Rhialto is more passive than Cugel the Clever and not as dastardly, so he doesn’t drive the plot or leave a swath of destruction in his wake like Cugel does. Plus, he has to share the stage with several other strong personalities, making him not as vibrant as we’ve come to expect from Vance’s main characters.
Nonetheless, this novel is still chock full of the ludicrous circumstances and strange humor that Jack Vance fans love. The first story, “The Murthe,” introduces my favorite made-up Vance word: “ensqualm” — which means to turn a man into a woman. That story was hilarious as it seemed to poke fun of feminine behavior while actually ridiculing men. Arthur Morey, who narrates Brilliance Audio’s production and has become one of my favorite audiobook readers, is at top form here as he narrates Vermoulian’s dream (AXR-11 GG7, Volume Seven of the Index) in which Vermoulian meets a group of ensqualmed men and describes their behavior:
I found myself in a landscape of great charm, where I encountered a group of men, all cultured, artistic, and exquisitely refined of manner… ‘We dine upon nutritious nuts and seeds and ripe juicy fruit; we drink only the purest and most natural water from the springs.
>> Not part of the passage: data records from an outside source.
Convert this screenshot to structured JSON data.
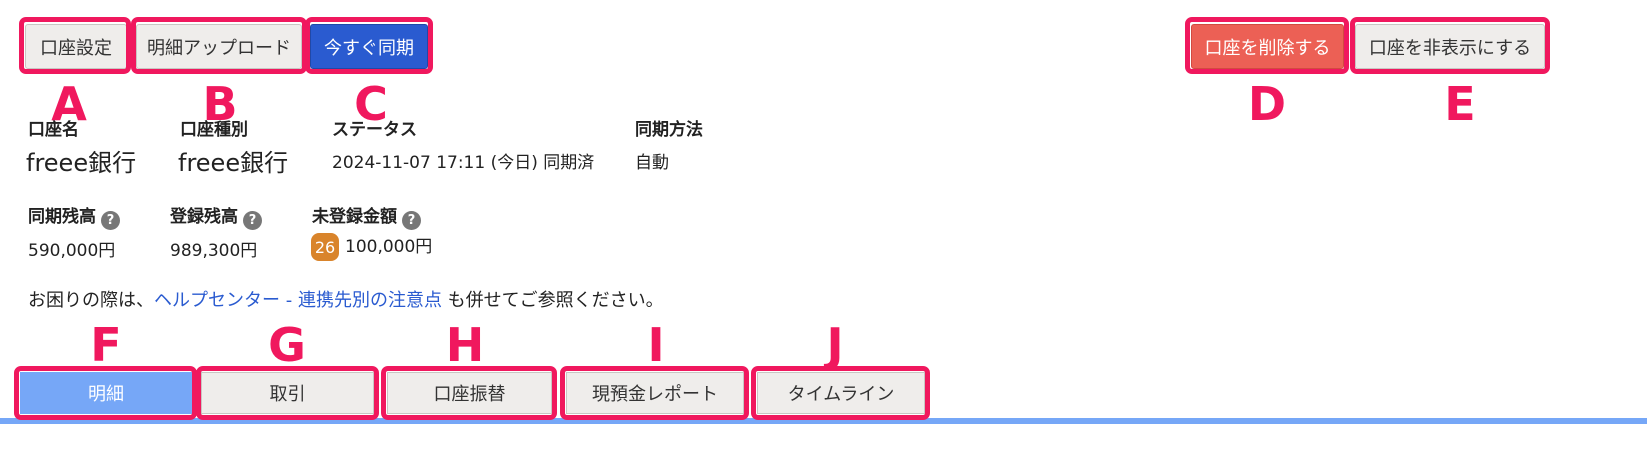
{
  "toolbar": {
    "account_settings": "口座設定",
    "upload_statements": "明細アップロード",
    "sync_now": "今すぐ同期",
    "delete_account": "口座を削除する",
    "hide_account": "口座を非表示にする"
  },
  "markers": [
    "A",
    "B",
    "C",
    "D",
    "E",
    "F",
    "G",
    "H",
    "I",
    "J"
  ],
  "account": {
    "name_label": "口座名",
    "name": "freee銀行",
    "type_label": "口座種別",
    "type": "freee銀行",
    "status_label": "ステータス",
    "status": "2024-11-07 17:11 (今日) 同期済",
    "sync_method_label": "同期方法",
    "sync_method": "自動"
  },
  "balances": {
    "synced_label": "同期残高",
    "synced": "590,000円",
    "registered_label": "登録残高",
    "registered": "989,300円",
    "unregistered_label": "未登録金額",
    "unregistered_count": "26",
    "unregistered": "100,000円",
    "help_glyph": "?"
  },
  "note": {
    "prefix": "お困りの際は、",
    "link1": "ヘルプセンター",
    "sep": " - ",
    "link2": "連携先別の注意点",
    "suffix": " も併せてご参照ください。"
  },
  "tabs": [
    {
      "label": "明細",
      "active": true
    },
    {
      "label": "取引",
      "active": false
    },
    {
      "label": "口座振替",
      "active": false
    },
    {
      "label": "現預金レポート",
      "active": false
    },
    {
      "label": "タイムライン",
      "active": false
    }
  ],
  "colors": {
    "highlight": "#f0185e",
    "primary": "#2a5bd0",
    "danger": "#ec6055",
    "active_tab": "#76a7f7",
    "badge": "#d9842b"
  }
}
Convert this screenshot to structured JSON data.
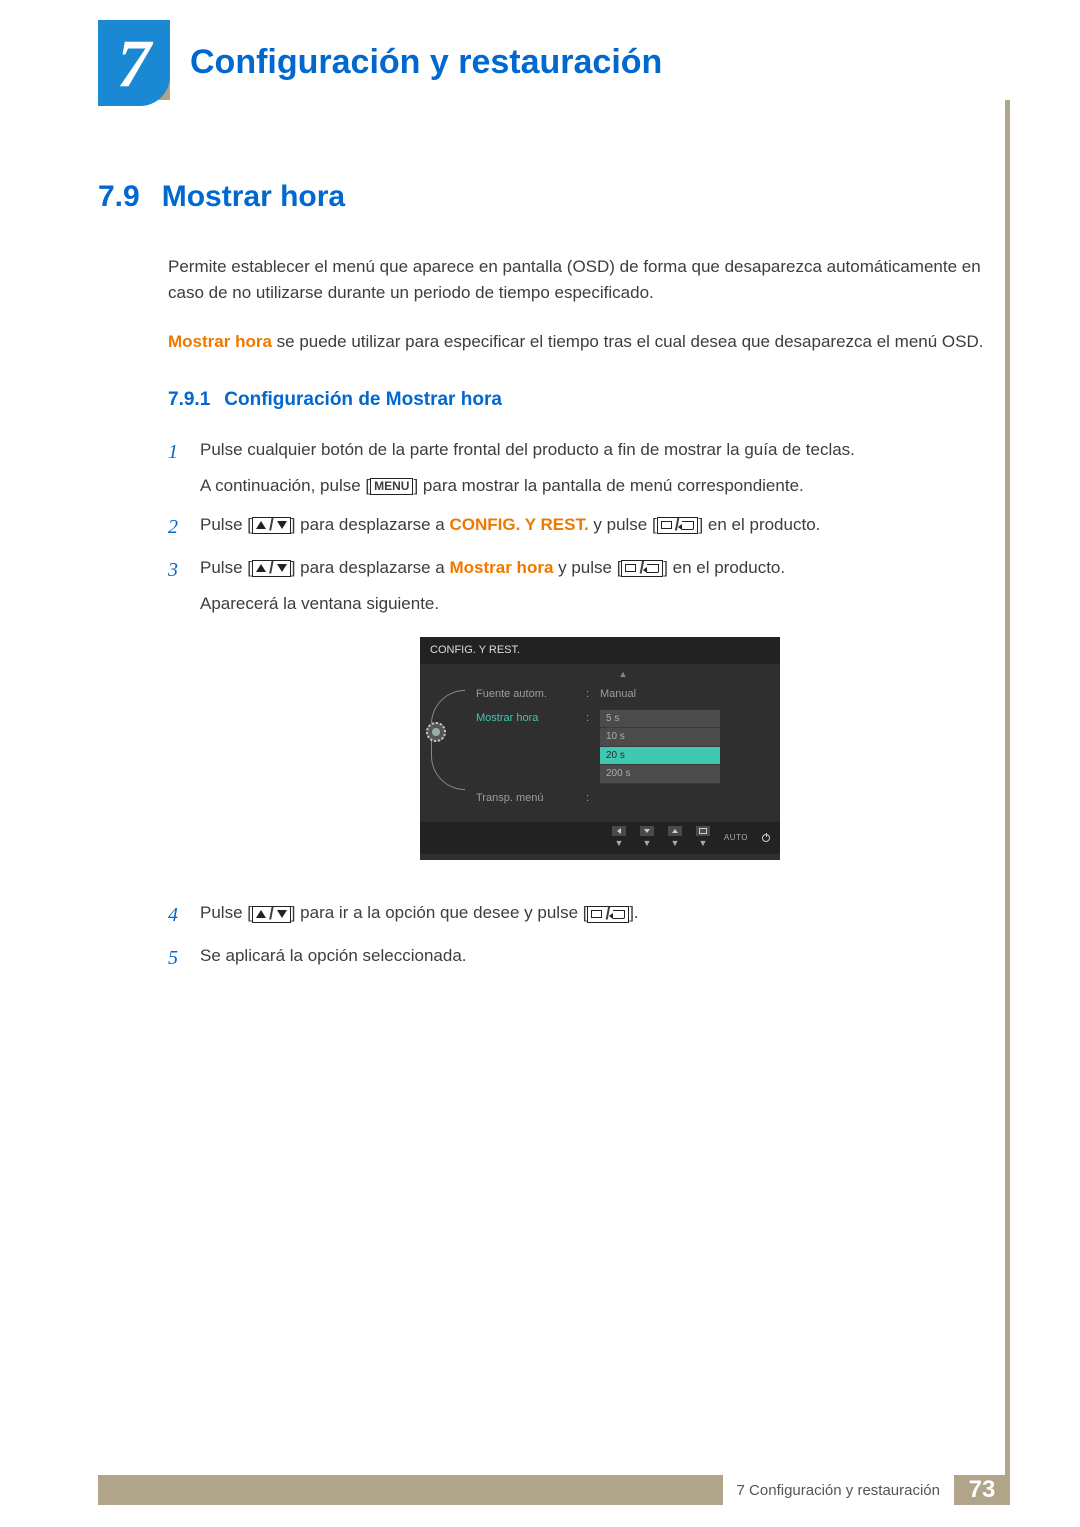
{
  "chapter": {
    "number": "7",
    "title": "Configuración y restauración"
  },
  "section": {
    "number": "7.9",
    "title": "Mostrar hora"
  },
  "intro": {
    "p1": "Permite establecer el menú que aparece en pantalla (OSD) de forma que desaparezca automáticamente en caso de no utilizarse durante un periodo de tiempo especificado.",
    "p2_highlight": "Mostrar hora",
    "p2_rest": " se puede utilizar para especificar el tiempo tras el cual desea que desaparezca el menú OSD."
  },
  "subsection": {
    "number": "7.9.1",
    "title": "Configuración de Mostrar hora"
  },
  "steps": {
    "s1a": "Pulse cualquier botón de la parte frontal del producto a fin de mostrar la guía de teclas.",
    "s1b_pre": "A continuación, pulse [",
    "s1b_menu": "MENU",
    "s1b_post": "] para mostrar la pantalla de menú correspondiente.",
    "s2_pre": "Pulse [",
    "s2_mid1": "] para desplazarse a ",
    "s2_highlight": "CONFIG. Y REST.",
    "s2_mid2": " y pulse [",
    "s2_post": "] en el producto.",
    "s3_pre": "Pulse [",
    "s3_mid1": "] para desplazarse a ",
    "s3_highlight": "Mostrar hora",
    "s3_mid2": " y pulse [",
    "s3_post": "] en el producto.",
    "s3_b": "Aparecerá la ventana siguiente.",
    "s4_pre": "Pulse [",
    "s4_mid": "] para ir a la opción que desee y pulse [",
    "s4_post": "].",
    "s5": "Se aplicará la opción seleccionada."
  },
  "osd": {
    "header": "CONFIG. Y REST.",
    "rows": [
      {
        "label": "Fuente autom.",
        "value": "Manual"
      },
      {
        "label": "Mostrar hora",
        "active": true
      },
      {
        "label": "Transp. menú"
      }
    ],
    "options": [
      "5 s",
      "10 s",
      "20 s",
      "200 s"
    ],
    "selected_option": "20 s",
    "auto": "AUTO"
  },
  "footer": {
    "text": "7 Configuración y restauración",
    "page": "73"
  }
}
At night we sit around the campfire and sing merry little ballads. On special occasions we make a punch called opo, from pure fruits, natural honey, and sweet sessamy, and everyone is allowed a good sip… Ah, the women, whom we revere for their kindness, strength, wisdom and patience, as well as for the delicacy of their judgments!…’
He had me laughing out loud already, but when he read their answer to Vermoulian’s questions about how they procreate, I nearly spit my Starbucks onto the steering wheel. I went back and read this in my print copy — it was funny, yes, but Arthur Morey made it even better.
Rhialto the Marvellous is the last of Brilliance Audio’s Vance collection so far, and that makes me sad. I sincerely hope they’ll soon be adding more Vance titles to their catalog and that Arthur Morey will be reading them. If so, I promise that I’ll be reviewing them!